When will a bear market happen in the US? I'm not sure. Actually, no one is sure. But here are three ways you can prepare yourself for the bear market that will absolutely, positively, certainly happen at some point.
1) Focus on what the market does, not what it should do.
Many investors and market prognosticators talk about cause and effect relationships with way too much certainty. "Banks should go down because of interest rates." "Gold should go up because of XYZ."
I've often found that the causes of bull and bear markets become evident well after the markets are already in motion. Better to focus on the markets themselves so you won't be caught off guard when things really start to get ugly.
As part of my regular chart routine, I review all markets of interest that have hit new highs or new lows. Frontier markets were a solid bet in 2017 through early 2018, handily outperforming the S&P 500. A couple months ago, that all started to change.
By focusing on the movements of the markets, you will see when the tides are shifting, and hopefully be able to take action before a small loss becomes a large loss.
2) Set price alerts for everything you hold dear.

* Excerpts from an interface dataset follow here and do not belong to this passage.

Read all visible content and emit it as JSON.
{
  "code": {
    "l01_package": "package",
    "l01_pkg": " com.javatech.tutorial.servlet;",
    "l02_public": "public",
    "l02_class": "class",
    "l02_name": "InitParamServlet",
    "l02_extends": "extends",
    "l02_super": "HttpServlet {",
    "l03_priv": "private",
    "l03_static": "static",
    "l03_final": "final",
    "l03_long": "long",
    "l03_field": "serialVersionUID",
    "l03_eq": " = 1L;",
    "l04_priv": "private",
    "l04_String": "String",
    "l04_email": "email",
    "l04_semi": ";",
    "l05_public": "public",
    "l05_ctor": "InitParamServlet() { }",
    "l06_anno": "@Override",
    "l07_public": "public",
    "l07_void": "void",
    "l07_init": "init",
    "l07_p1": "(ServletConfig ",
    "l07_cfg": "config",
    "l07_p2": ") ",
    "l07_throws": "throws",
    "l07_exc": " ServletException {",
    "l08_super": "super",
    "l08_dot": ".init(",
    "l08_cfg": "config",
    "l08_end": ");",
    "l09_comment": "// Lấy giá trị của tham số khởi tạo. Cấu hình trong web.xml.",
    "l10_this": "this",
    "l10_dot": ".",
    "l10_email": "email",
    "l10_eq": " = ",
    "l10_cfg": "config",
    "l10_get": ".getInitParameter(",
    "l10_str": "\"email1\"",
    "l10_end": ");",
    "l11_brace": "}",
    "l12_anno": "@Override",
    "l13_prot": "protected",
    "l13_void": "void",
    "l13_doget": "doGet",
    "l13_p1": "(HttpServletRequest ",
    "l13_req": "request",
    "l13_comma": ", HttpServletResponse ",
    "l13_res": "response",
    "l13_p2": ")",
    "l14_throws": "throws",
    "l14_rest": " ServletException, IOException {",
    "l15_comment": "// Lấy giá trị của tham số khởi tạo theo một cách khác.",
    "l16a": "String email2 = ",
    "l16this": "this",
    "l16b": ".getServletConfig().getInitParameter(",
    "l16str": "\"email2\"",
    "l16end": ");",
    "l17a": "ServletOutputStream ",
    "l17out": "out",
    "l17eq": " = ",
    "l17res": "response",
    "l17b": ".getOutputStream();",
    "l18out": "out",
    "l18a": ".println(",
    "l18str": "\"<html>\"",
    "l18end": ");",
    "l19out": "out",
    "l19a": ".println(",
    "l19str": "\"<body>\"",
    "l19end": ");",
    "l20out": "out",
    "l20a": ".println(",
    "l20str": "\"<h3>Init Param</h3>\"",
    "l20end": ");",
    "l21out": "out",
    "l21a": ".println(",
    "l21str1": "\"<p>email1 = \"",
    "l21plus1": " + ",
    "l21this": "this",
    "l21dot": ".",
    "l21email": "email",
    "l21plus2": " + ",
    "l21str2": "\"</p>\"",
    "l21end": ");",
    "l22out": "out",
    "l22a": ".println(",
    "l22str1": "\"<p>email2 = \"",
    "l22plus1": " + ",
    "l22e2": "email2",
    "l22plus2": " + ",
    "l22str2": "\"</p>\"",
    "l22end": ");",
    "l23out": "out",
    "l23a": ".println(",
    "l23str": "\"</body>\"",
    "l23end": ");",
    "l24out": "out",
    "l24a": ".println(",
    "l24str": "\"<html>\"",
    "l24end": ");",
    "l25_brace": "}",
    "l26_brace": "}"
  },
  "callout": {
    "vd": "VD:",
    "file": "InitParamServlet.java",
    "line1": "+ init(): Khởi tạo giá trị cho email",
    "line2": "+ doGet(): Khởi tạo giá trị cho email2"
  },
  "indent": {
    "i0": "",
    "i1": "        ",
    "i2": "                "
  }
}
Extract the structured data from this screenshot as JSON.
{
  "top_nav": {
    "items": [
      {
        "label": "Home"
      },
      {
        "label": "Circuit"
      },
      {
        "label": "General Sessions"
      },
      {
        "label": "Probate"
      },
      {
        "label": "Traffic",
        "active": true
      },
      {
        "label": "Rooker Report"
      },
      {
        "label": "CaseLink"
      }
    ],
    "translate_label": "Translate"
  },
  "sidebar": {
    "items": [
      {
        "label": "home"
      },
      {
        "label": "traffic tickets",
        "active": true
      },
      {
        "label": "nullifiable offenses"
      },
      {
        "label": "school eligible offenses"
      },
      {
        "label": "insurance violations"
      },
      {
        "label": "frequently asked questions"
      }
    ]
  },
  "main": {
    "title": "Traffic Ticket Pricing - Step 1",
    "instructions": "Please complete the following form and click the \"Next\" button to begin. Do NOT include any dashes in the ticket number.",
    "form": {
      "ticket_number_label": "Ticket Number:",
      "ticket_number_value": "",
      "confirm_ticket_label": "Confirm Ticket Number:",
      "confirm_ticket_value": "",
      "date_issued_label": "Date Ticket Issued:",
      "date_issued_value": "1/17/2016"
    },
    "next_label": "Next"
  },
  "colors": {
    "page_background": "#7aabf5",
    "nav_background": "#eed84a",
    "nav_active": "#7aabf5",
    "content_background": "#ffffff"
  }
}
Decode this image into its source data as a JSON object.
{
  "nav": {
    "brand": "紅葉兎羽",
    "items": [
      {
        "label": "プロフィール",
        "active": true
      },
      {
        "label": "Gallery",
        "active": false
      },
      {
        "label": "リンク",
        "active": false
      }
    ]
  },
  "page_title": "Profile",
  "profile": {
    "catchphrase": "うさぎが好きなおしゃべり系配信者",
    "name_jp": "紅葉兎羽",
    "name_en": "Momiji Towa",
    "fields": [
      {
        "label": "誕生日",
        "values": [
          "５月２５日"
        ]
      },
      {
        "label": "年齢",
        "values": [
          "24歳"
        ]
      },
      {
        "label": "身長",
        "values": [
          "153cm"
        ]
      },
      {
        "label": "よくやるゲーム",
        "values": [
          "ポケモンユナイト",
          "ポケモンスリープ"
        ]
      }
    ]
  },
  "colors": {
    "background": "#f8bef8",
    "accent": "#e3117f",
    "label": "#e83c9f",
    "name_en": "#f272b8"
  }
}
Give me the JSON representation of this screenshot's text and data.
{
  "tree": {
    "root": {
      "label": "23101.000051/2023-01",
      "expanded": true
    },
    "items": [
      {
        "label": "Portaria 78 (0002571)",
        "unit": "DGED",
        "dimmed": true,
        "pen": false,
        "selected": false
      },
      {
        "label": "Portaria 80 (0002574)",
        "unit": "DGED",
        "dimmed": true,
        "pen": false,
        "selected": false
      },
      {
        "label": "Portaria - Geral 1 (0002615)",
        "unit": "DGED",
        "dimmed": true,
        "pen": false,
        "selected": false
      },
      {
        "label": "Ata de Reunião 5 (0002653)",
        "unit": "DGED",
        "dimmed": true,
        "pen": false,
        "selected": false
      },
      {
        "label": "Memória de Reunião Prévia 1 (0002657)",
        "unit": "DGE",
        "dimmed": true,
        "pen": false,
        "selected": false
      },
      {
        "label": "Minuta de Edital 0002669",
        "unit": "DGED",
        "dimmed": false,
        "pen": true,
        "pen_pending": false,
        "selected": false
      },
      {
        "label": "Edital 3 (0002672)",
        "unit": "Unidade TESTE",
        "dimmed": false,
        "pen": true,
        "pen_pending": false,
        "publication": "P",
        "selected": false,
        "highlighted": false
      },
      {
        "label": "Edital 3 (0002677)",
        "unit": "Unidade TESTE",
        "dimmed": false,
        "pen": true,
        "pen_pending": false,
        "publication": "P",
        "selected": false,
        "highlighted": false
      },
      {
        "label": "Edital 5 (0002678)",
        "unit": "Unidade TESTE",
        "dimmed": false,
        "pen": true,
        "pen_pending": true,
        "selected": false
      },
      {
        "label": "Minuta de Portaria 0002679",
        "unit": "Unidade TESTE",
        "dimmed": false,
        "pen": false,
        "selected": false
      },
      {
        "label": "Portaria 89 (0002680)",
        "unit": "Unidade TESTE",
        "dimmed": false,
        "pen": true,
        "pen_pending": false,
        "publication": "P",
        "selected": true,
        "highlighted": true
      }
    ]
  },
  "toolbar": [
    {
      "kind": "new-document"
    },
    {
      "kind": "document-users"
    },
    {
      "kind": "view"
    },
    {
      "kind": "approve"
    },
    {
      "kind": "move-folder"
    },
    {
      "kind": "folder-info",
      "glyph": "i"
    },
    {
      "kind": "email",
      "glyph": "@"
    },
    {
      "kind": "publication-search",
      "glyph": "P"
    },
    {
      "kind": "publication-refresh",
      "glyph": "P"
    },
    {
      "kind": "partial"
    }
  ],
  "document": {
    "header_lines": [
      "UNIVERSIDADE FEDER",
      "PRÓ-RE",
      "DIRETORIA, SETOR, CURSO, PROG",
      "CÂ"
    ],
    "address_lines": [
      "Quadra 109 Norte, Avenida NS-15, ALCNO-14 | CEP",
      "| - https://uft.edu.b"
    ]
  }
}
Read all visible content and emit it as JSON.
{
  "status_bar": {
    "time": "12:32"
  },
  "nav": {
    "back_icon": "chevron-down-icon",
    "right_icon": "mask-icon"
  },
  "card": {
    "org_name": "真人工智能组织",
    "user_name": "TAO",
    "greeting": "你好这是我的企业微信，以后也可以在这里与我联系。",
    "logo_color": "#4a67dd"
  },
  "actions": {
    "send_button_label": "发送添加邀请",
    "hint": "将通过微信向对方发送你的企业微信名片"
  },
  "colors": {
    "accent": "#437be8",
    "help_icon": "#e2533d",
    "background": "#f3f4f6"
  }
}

For those of you that don't spend every morning looking at charts, there are still ways to stay informed. Welcome to the beauty of automated price alerts.
For any market of interest that is in an uptrend, I have price alerts set for the "line in the sand" that would cause me to revisit a bullish thesis.
For the SPX, that means focusing on the February low around 2540 (first blue rectangle). When the S&P breaks below that level, I'll get an alert, and I'll know that the market has set a lower low.
Does that mean I need to instantly become bearish? Of course not. But it does tell me I need to revisit the thesis and evaluate the price action around that key level.
3) Learn from others that have done this before.
At the end of every semester, I would tell my students at Brandeis University to "always be a student of the markets." The investors I respect the most don't feel they have all the answers. They focus more on the questions that need to be asked.
Early in my career, I had the privilege of speaking regularly with traders and investors with years of experience over various market cycles. I tried to ask as many questions as possible and learn from these people that had survived previous bear markets and lived to tell the tale.
When the market rallied in 2010-2011, I enjoyed speaking with money managers who had run funds in the 1970s and 1980s. I especially appreciated talking with Bill Doane, who ran the Fidelity technical research team around that period, and my friend Walter Deemer who was at Putnam.
A former colleague of mine loved to read books that were published during previous bull and bear market cycles. While the conditions are often very different, you can learn a great deal about the mindset of investors and the prevailing wisdom of these historical periods.
For those investors that focus on price, set alerts, and learn from others, they will find it very difficult to be caught off guard by the bear.
Disclaimer: This blog is for educational purposes only, and should not be construed as financial advice. Please see the Disclaimer page for full details.